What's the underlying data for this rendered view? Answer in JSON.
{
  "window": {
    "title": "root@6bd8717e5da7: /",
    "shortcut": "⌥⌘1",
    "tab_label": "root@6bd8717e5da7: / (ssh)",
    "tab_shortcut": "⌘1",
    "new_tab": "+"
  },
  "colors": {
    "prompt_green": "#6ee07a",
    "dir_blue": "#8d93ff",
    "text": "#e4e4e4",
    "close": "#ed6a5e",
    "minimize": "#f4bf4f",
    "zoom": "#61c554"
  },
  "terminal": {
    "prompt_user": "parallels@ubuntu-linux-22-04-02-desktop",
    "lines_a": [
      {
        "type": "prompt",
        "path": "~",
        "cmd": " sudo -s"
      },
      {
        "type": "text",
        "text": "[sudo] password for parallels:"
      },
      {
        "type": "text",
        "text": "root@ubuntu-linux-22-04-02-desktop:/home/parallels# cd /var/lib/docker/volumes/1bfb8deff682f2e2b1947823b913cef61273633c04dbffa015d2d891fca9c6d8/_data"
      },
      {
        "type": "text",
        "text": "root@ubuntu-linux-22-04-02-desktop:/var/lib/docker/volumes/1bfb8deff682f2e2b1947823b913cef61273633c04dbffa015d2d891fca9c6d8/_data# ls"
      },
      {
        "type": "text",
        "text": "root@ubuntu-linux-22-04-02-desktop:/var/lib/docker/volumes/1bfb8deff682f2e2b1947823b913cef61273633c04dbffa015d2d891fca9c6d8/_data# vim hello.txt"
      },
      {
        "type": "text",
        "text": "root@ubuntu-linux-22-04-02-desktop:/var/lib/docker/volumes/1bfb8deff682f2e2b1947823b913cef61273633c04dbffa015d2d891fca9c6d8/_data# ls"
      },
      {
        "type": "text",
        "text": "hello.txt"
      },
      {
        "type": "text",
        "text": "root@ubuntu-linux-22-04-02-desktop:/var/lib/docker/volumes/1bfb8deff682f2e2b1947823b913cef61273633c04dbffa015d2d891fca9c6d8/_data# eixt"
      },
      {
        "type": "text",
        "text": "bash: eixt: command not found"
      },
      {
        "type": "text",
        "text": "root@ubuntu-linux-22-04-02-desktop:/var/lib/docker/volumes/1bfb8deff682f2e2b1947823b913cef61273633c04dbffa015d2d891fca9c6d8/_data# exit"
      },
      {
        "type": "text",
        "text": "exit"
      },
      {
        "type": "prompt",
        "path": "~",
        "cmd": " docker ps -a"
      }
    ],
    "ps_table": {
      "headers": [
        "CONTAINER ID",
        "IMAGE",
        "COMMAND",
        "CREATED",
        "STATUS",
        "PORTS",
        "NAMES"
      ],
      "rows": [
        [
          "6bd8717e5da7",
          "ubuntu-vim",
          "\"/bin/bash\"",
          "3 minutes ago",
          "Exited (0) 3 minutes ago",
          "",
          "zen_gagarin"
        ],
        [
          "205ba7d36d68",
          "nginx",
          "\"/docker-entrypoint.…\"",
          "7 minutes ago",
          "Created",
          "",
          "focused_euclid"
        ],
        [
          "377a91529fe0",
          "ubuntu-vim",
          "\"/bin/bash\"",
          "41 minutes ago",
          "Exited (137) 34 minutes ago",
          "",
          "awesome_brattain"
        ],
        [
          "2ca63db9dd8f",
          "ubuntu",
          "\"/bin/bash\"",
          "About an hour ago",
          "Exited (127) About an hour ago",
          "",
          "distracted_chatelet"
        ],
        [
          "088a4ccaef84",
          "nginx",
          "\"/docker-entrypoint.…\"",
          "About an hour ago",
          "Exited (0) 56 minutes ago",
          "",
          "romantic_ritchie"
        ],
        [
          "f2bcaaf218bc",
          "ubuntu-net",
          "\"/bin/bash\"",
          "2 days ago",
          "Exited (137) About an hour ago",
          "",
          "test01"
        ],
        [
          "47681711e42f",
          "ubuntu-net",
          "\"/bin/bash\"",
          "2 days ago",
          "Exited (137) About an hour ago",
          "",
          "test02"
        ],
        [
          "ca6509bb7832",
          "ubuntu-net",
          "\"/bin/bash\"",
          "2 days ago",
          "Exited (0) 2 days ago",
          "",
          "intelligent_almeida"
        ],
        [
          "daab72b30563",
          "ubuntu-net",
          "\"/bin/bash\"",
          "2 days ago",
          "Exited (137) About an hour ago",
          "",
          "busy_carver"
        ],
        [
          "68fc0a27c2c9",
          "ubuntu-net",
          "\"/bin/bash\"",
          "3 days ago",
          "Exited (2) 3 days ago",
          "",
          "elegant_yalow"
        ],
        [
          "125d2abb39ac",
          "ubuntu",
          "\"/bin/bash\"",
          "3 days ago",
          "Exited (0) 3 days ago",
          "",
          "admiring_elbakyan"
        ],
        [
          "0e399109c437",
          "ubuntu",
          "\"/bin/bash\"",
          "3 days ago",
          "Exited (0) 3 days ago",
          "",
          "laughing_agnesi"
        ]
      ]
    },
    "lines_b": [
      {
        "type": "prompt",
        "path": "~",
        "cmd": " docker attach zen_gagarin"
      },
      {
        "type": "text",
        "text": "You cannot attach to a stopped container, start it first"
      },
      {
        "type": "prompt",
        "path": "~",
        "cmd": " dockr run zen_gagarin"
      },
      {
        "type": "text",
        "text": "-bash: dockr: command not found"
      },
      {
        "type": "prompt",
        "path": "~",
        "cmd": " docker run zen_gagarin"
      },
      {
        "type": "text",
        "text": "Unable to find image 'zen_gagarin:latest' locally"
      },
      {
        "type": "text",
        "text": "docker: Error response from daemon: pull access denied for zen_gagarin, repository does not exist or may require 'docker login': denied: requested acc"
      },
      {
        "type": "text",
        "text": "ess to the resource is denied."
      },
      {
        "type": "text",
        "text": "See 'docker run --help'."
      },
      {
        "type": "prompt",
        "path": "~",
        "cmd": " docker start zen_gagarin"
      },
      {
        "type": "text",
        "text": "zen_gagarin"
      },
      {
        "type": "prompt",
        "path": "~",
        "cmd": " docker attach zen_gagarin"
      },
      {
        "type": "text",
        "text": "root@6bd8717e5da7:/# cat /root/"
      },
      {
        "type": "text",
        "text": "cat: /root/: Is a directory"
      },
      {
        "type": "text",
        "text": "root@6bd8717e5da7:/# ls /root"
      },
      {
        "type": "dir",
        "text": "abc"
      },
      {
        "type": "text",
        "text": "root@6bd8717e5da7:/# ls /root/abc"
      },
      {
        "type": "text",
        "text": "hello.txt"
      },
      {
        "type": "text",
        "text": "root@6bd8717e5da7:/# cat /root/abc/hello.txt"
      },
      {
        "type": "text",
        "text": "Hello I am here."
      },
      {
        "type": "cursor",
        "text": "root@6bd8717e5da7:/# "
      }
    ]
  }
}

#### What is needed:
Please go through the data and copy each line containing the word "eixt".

#### Output:
        "text": "root@ubuntu-linux-22-04-02-desktop:/var/lib/docker/volumes/1bfb8deff682f2e2b1947823b913cef61273633c04dbffa015d2d891fca9c6d8/_data# eixt"
        "text": "bash: eixt: command not found"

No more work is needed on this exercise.